Assignment: The answer must be one number: how many lines below contain the word "valid".

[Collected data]
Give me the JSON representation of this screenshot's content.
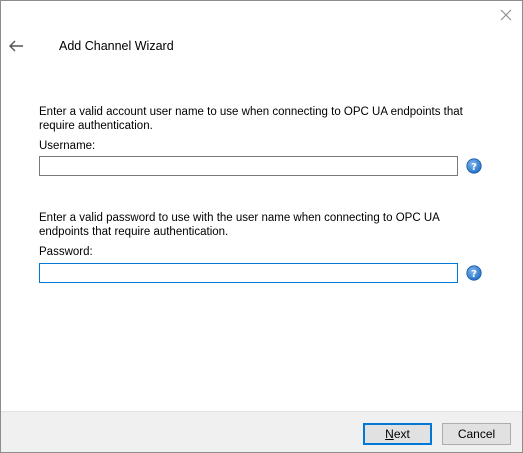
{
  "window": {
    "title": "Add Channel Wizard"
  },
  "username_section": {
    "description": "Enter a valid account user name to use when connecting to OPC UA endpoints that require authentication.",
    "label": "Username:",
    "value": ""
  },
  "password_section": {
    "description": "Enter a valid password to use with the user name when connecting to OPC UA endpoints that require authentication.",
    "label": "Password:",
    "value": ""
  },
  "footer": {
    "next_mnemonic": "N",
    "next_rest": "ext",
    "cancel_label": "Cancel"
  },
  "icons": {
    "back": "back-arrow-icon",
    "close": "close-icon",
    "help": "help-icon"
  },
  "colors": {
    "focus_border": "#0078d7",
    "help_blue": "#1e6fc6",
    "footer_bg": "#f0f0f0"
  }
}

Completed exercise: 2